I have talked about needing to look for gifts every day as they keep me gong and remind me of all the good in this world. Thanks to Brooke for her many gifts .

Photos of Casey and the NYC Marathon

Di, Brooke and I were looking at photos of Casey. I still cannot do so for very long. There is something about all the life and joy and promise and hope in them-especially someone like Casey, that overwhelms me with a deep sense of sadness and loss. I walked away, outside and sat in the grass in the sun and it was warm on my face and dried my tears. I looked at the sycamore and maple and oaks and their fall colors, heard a flock of geese pass overhead and played with Luna. After a while it was ok. I am so thankful that I am able to get out of those deeply sad moments and can enjoy all the wonderful things this world has to offer. I so much enjoyed having Brooke here-her laughter, smile, tears and hugs. Brooke ran with the group Back on My Feet that has sponsored her for next month's NYC marathon that Brooke is running because of Casey. As Brooke talks of her new job I can't help but think that Casey would also be at a new job, starting her career and having lots of new stories to share. But the enormity of the loss seems somehow less with Brooke here and in our lives. How lucky Casey was to have her as a friend and how lucky Di and I are to also have her as our friend.

Wednesday, October 13, 2010

Compassionate Friends

I attended a Compassionate Friends meeting tonight. About a dozen parents who had lost children. Some could speak freely of their child and their grief while others could not. Anger, pain, loneliness, depression, fatigue and also some humor. If that room is a barometer time does heal wounds. Those 8, 10 or even 16 years into the process had regained some joy in their lives and allowed for the possibility of a hopeful and promising future. That realization came first to me intellectually--that things would get better and I would not feel so down and lonely all the time. I also now know it on an emotional level. "Fake it until you make it?" Borrowing from another support group's sayings. Let's also not forget "one day at a time."It was so hard to hear all the individual stories of loss but after it was all said and done I felt better for going and it allowed me to continue to see a happier future.

Thursday, October 7, 2010

College savings accounts and expectations

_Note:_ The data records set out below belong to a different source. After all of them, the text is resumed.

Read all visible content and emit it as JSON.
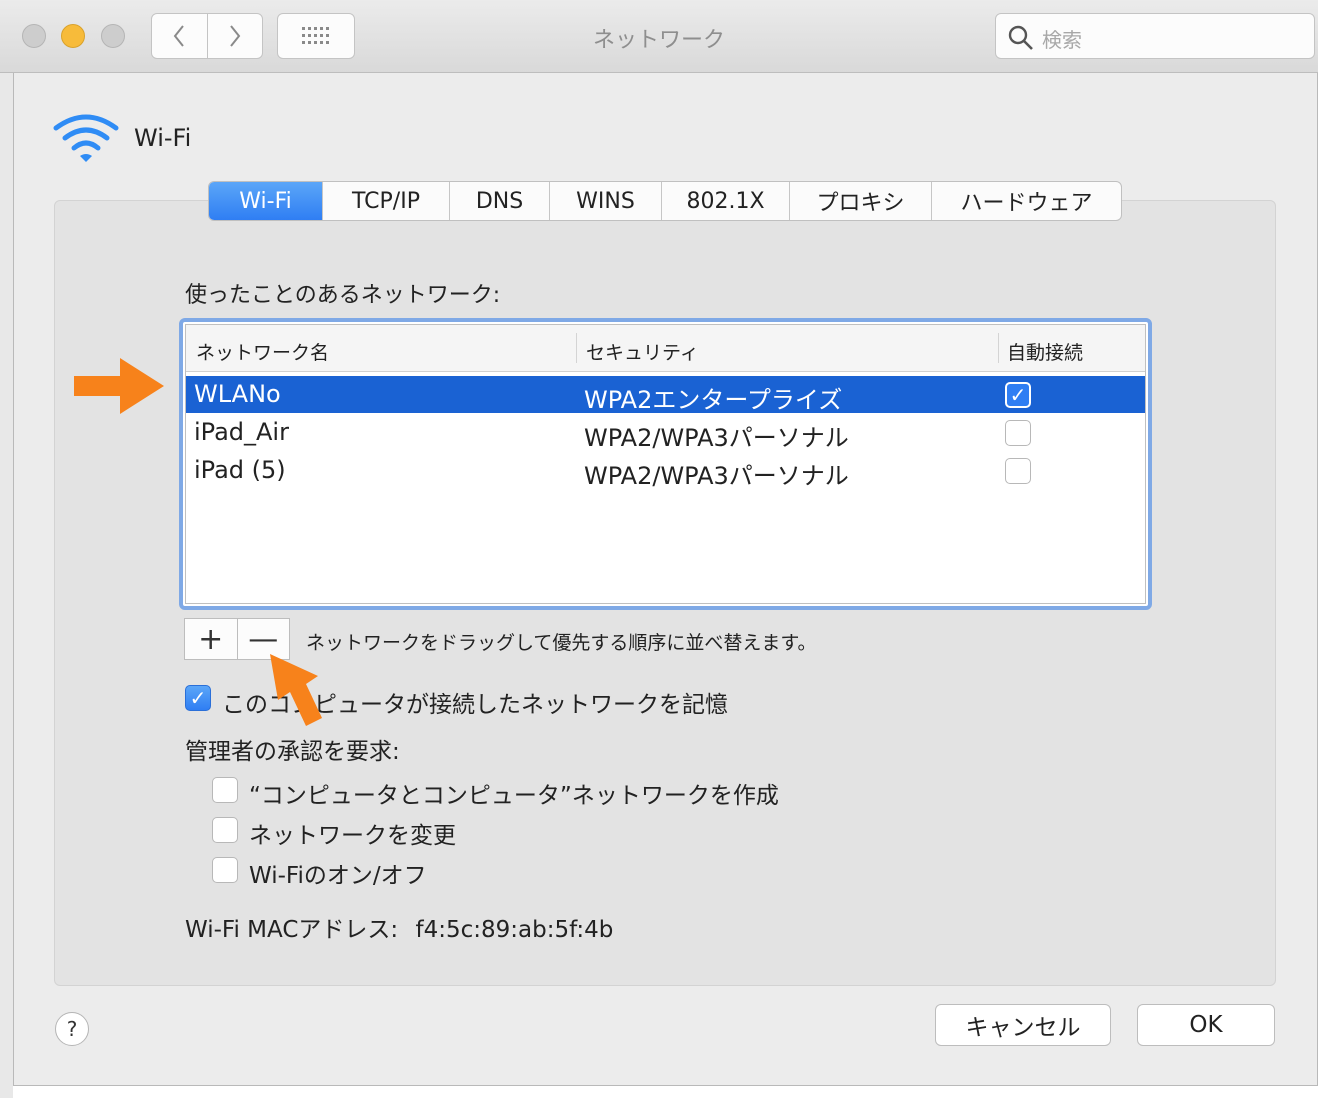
{
  "window": {
    "title": "ネットワーク",
    "search_placeholder": "検索",
    "back_glyph": "‹",
    "forward_glyph": "›"
  },
  "interface": {
    "name": "Wi-Fi",
    "icon": "wifi-icon"
  },
  "tabs": [
    {
      "label": "Wi-Fi",
      "active": true
    },
    {
      "label": "TCP/IP",
      "active": false
    },
    {
      "label": "DNS",
      "active": false
    },
    {
      "label": "WINS",
      "active": false
    },
    {
      "label": "802.1X",
      "active": false
    },
    {
      "label": "プロキシ",
      "active": false
    },
    {
      "label": "ハードウェア",
      "active": false
    }
  ],
  "networks_section": {
    "label": "使ったことのあるネットワーク:",
    "columns": [
      "ネットワーク名",
      "セキュリティ",
      "自動接続"
    ],
    "rows": [
      {
        "name": "WLANo",
        "security": "WPA2エンタープライズ",
        "auto_join": true,
        "selected": true
      },
      {
        "name": "iPad_Air",
        "security": "WPA2/WPA3パーソナル",
        "auto_join": false,
        "selected": false
      },
      {
        "name": "iPad (5)",
        "security": "WPA2/WPA3パーソナル",
        "auto_join": false,
        "selected": false
      }
    ],
    "add_label": "+",
    "remove_label": "—",
    "hint": "ネットワークをドラッグして優先する順序に並べ替えます。"
  },
  "remember_option": {
    "label": "このコンピュータが接続したネットワークを記憶",
    "checked": true
  },
  "admin_section": {
    "label": "管理者の承認を要求:",
    "options": [
      {
        "label": "“コンピュータとコンピュータ”ネットワークを作成",
        "checked": false
      },
      {
        "label": "ネットワークを変更",
        "checked": false
      },
      {
        "label": "Wi-Fiのオン/オフ",
        "checked": false
      }
    ]
  },
  "mac_address": {
    "label": "Wi-Fi MACアドレス:",
    "value": "f4:5c:89:ab:5f:4b"
  },
  "buttons": {
    "help": "?",
    "cancel": "キャンセル",
    "ok": "OK"
  },
  "colors": {
    "accent": "#2f7ef3",
    "selection": "#1a62d3",
    "annotation_arrow": "#f7821b",
    "wifi_icon": "#2f8cf5"
  }
}
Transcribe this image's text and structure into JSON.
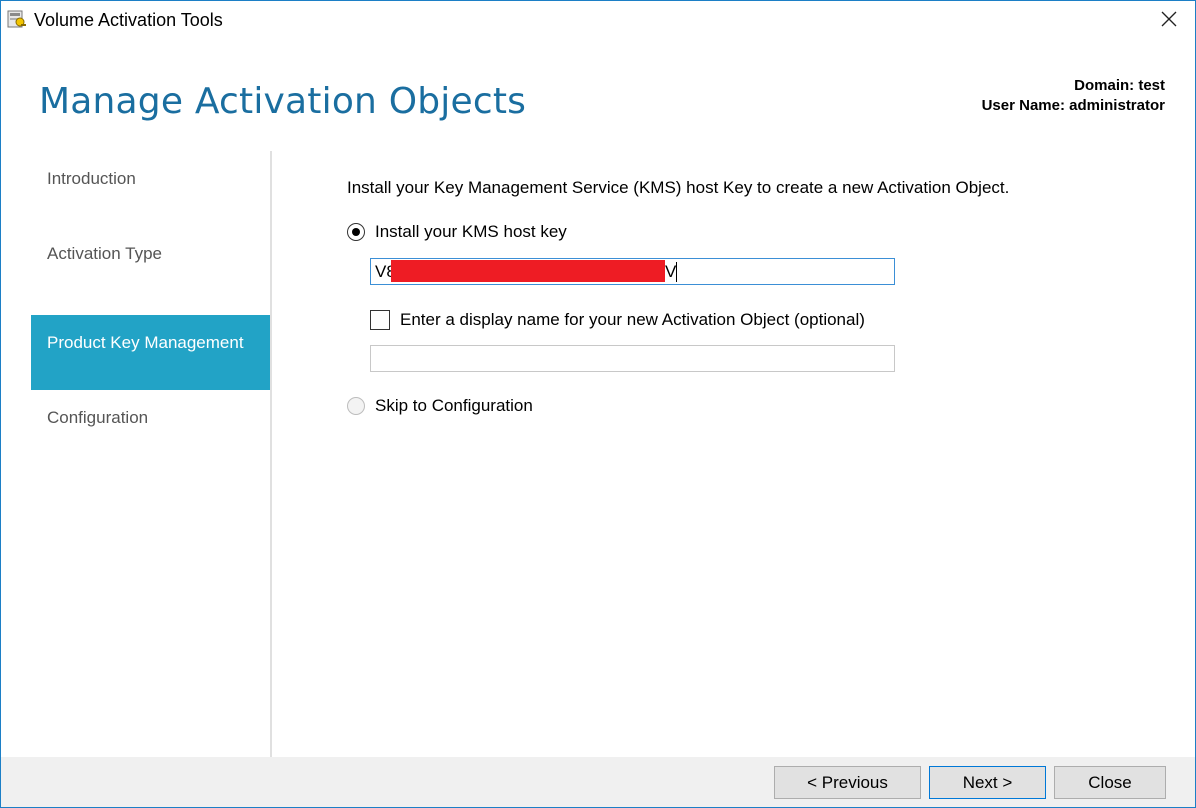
{
  "window": {
    "title": "Volume Activation Tools",
    "icon": "volume-activation-icon",
    "close_icon": "close-icon"
  },
  "header": {
    "title": "Manage Activation Objects",
    "domain_label": "Domain: test",
    "user_label": "User Name: administrator"
  },
  "nav": {
    "items": [
      {
        "label": "Introduction",
        "active": false
      },
      {
        "label": "Activation Type",
        "active": false
      },
      {
        "label": "Product Key Management",
        "active": true
      },
      {
        "label": "Configuration",
        "active": false
      }
    ]
  },
  "main": {
    "intro": "Install your Key Management Service (KMS) host Key to create a new Activation Object.",
    "install_option": {
      "label": "Install your KMS host key",
      "checked": true
    },
    "key_input": {
      "prefix": "V8",
      "suffix": "V",
      "redacted": true
    },
    "display_name_checkbox": {
      "label": "Enter a display name for your new Activation Object (optional)",
      "checked": false
    },
    "display_name_input": {
      "value": ""
    },
    "skip_option": {
      "label": "Skip to Configuration",
      "checked": false,
      "disabled": true
    }
  },
  "footer": {
    "previous": "< Previous",
    "next": "Next >",
    "close": "Close"
  },
  "colors": {
    "accent": "#22a3c6",
    "title": "#1a6ea0",
    "redaction": "#ee1c24"
  }
}
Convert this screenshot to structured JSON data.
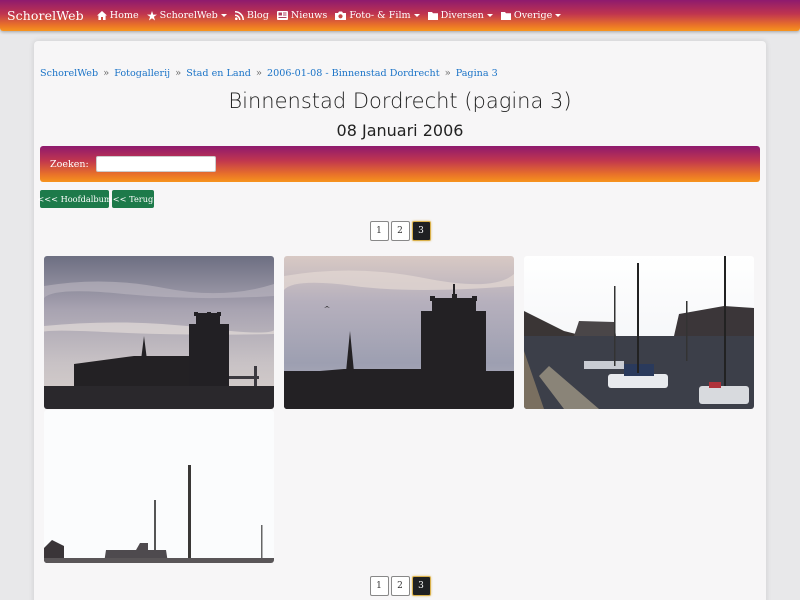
{
  "navbar": {
    "brand": "SchorelWeb",
    "items": [
      {
        "label": "Home",
        "icon": "home-icon",
        "dropdown": false
      },
      {
        "label": "SchorelWeb",
        "icon": "star-icon",
        "dropdown": true
      },
      {
        "label": "Blog",
        "icon": "rss-icon",
        "dropdown": false
      },
      {
        "label": "Nieuws",
        "icon": "newspaper-icon",
        "dropdown": false
      },
      {
        "label": "Foto- & Film",
        "icon": "camera-icon",
        "dropdown": true
      },
      {
        "label": "Diversen",
        "icon": "folder-icon",
        "dropdown": true
      },
      {
        "label": "Overige",
        "icon": "folder-icon",
        "dropdown": true
      }
    ]
  },
  "breadcrumb": {
    "items": [
      "SchorelWeb",
      "Fotogallerij",
      "Stad en Land",
      "2006-01-08 - Binnenstad Dordrecht",
      "Pagina 3"
    ],
    "separator": "»"
  },
  "page": {
    "title": "Binnenstad Dordrecht (pagina 3)",
    "subtitle": "08 Januari 2006"
  },
  "search": {
    "label": "Zoeken:",
    "value": ""
  },
  "buttons": {
    "main_album": "<<< Hoofdalbum",
    "back": "<< Terug"
  },
  "pagination": {
    "pages": [
      "1",
      "2",
      "3"
    ],
    "active": "3"
  },
  "colors": {
    "gradient_top": "#8e1a6e",
    "gradient_bottom": "#f7941d",
    "link": "#1a73c7",
    "button_green": "#1d7a4a",
    "active_page": "#1f2022"
  }
}
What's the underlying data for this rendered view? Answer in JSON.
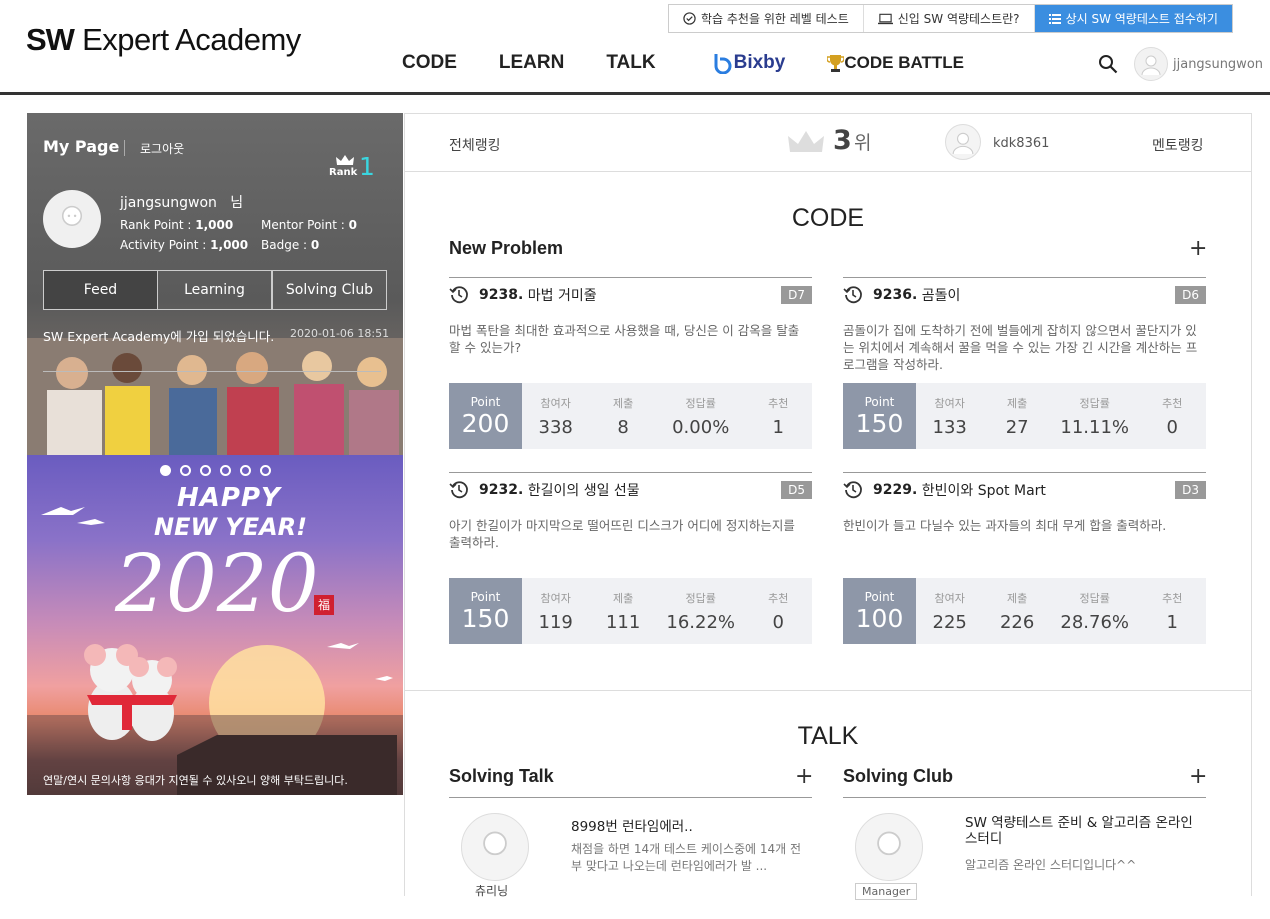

When Casey was about 6 months old I opened a college account for her. After she died I had to transfer what was left out of that account. It was incredibly hard to do so. That was about a year ago. Yesterday I was asked for more information from the accountant for a tax filing. I opened up the folder and started to look at the statements and the list of contributions made almost every year from when she was a baby until she entered college. I fell apart and could not do it. It was as sad and empty and grief-stricken as I have felt in a while. The process focused me on her entire life span- a baby, toddler, entering elementary school, middle school, teen years and what I had expected would happen with college graduation and starting a career and family and all of that now will never take place. What I expected , Casey expected and what will never be . The cruelness and unfairness of it was magnified somehow and really hit me.

Sunday, October 3, 2010

What can you do for me?

I attended a dinner honoring one of my partners and saw for the first time since Casey's death many attorneys I had known and practiced with for many years. Several came up to me and apologized for not doing anything more than sending a card . There was such a sense of helplessness- the inability to do something for me that troubled them greatly. I am convinced that those in my profession, so used to giving advice and solving problems, are at such a loss because they cannot see how they can "fix" my "problem." It is true they can not solve my problem and if that is their preconceived notion of what support and comfort is all about they will be awkward and uncertain and will "fail."It also struck me that many attorneys are not very good listeners--of course some are, but to a large extent they are not. Sometimes I will come right out and say what I need or what I expect from a person who is well-intended and other times it is too much of a burden to do so.